Settlements for a swap of land changes the public's perception of easements, reveals them as open to amendment and weakens the land trust's position of strength. Try to be sure any amendment that is made is very clear both that the land trust actually ended up with greater conservation values and is perceived by the public and by land trust members to have gotten greater benefits. There is great danger in loss of public perception that the easement is perpetual.

Have a separate newsletter for landowners with easements, keeping them informed about easement facts, legal developments relating to easements, land trust activities, addition of new easements.

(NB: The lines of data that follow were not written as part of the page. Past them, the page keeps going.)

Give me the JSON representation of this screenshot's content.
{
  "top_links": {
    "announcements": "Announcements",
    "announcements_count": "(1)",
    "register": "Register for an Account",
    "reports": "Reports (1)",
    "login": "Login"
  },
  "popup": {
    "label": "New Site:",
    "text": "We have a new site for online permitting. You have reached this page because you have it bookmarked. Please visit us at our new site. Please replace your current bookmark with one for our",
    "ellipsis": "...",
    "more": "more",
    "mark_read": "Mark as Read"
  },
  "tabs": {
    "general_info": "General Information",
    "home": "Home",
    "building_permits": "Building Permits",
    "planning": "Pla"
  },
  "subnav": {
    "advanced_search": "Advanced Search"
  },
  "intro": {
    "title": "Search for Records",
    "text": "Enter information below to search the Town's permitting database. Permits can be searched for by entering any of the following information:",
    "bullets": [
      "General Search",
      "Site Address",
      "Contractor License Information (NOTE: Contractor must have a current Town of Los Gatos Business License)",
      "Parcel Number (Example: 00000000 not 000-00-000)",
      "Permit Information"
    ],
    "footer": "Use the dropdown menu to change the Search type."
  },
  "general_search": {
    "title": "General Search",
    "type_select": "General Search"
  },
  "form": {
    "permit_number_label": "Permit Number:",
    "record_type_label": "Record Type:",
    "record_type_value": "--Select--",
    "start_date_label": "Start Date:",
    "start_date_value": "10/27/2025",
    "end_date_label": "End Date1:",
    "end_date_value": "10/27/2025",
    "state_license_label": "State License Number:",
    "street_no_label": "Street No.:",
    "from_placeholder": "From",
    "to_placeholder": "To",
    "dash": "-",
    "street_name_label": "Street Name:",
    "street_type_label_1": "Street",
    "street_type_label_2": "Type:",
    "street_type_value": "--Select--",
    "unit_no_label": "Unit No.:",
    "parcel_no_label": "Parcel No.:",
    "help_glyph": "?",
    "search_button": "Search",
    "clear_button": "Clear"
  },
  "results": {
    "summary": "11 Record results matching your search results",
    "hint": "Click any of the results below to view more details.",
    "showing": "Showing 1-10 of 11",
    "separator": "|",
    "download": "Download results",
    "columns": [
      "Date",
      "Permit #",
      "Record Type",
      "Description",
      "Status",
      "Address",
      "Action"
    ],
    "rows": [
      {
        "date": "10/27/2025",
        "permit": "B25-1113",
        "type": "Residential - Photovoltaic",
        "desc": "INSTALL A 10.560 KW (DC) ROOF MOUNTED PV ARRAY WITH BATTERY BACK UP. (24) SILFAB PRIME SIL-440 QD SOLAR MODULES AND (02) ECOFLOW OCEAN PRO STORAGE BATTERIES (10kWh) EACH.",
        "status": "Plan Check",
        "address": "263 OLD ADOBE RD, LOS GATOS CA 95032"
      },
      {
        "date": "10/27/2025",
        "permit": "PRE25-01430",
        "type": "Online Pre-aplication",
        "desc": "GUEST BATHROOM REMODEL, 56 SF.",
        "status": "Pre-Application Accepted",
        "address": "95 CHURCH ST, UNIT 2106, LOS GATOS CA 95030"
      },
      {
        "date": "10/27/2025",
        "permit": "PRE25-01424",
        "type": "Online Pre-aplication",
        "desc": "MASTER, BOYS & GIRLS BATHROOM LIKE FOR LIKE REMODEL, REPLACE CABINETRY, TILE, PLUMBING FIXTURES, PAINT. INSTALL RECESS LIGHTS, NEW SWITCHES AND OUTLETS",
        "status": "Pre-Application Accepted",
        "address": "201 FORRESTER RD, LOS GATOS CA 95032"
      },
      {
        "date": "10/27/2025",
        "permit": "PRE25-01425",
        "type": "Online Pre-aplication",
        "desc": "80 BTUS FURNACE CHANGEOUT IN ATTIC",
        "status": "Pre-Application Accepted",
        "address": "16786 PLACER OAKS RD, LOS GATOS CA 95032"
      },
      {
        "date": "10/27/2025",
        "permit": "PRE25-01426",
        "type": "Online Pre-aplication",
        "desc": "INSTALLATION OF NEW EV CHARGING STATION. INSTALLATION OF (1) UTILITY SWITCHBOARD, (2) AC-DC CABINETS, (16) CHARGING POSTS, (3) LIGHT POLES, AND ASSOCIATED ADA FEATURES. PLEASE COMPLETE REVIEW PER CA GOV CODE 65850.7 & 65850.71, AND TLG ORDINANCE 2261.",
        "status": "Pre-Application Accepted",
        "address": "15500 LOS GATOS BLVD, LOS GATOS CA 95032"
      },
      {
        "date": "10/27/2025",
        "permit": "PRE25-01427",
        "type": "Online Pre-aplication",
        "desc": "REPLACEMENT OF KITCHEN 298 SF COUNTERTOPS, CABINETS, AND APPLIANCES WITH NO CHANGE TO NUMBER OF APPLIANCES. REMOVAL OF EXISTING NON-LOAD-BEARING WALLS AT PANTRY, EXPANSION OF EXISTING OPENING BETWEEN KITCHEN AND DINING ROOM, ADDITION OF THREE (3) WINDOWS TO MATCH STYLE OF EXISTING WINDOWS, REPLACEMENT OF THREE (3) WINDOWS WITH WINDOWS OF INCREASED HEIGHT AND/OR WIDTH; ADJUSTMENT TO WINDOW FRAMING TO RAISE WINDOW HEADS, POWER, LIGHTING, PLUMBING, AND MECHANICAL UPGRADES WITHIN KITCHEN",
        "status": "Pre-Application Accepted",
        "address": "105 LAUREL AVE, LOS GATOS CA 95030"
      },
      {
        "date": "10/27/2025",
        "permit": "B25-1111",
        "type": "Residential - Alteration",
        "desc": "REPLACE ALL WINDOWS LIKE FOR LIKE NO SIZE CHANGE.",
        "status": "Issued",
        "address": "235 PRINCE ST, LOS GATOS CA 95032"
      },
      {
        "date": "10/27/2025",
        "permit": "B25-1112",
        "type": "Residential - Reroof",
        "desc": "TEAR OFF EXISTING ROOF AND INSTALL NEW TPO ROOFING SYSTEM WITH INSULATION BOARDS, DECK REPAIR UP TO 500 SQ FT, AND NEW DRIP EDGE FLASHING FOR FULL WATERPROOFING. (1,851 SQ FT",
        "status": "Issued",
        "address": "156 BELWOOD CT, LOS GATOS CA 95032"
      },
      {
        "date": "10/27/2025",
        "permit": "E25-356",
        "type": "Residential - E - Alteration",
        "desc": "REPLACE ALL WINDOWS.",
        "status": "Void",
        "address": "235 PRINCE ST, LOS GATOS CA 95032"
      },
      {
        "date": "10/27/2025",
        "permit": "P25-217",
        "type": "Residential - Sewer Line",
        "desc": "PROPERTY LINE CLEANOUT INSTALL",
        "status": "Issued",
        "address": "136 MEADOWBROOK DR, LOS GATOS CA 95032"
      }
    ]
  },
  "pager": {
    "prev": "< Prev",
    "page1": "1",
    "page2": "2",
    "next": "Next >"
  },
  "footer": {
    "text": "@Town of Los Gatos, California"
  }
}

Make the landowners perceive the land trust as their ally, their advocate.

Include a right of first refusal in easements as a means for the land trust to be sure it is notified of each offer to purchase the land.

Don't include restrictions that preclude things that an owner will naturally be likely to do. For example, don't say never cut any tree when owner has trees near the house that may need to be cut after a windstorm. It's important to have procedures to deal with violations realistically so
that minor violations are dealt with in light of their minor nature.

From: bjltlst1@texas.net
 Sent: Wednesday, July 19, 2000 2:02 PM
 To: landtrust@indiana.edu
 Cc: d_braun@mindspring.com


The Violation Study, which includes discussion of costs, recovery, etc., was published in the Winter 2000 volume of Exchange (Vol. 19 #1, pg. 5-9)

Associate Director
Land Trust Alliance Northwest Program
3517 NE 45th St.
Seattle, WA 98105 206.522.3134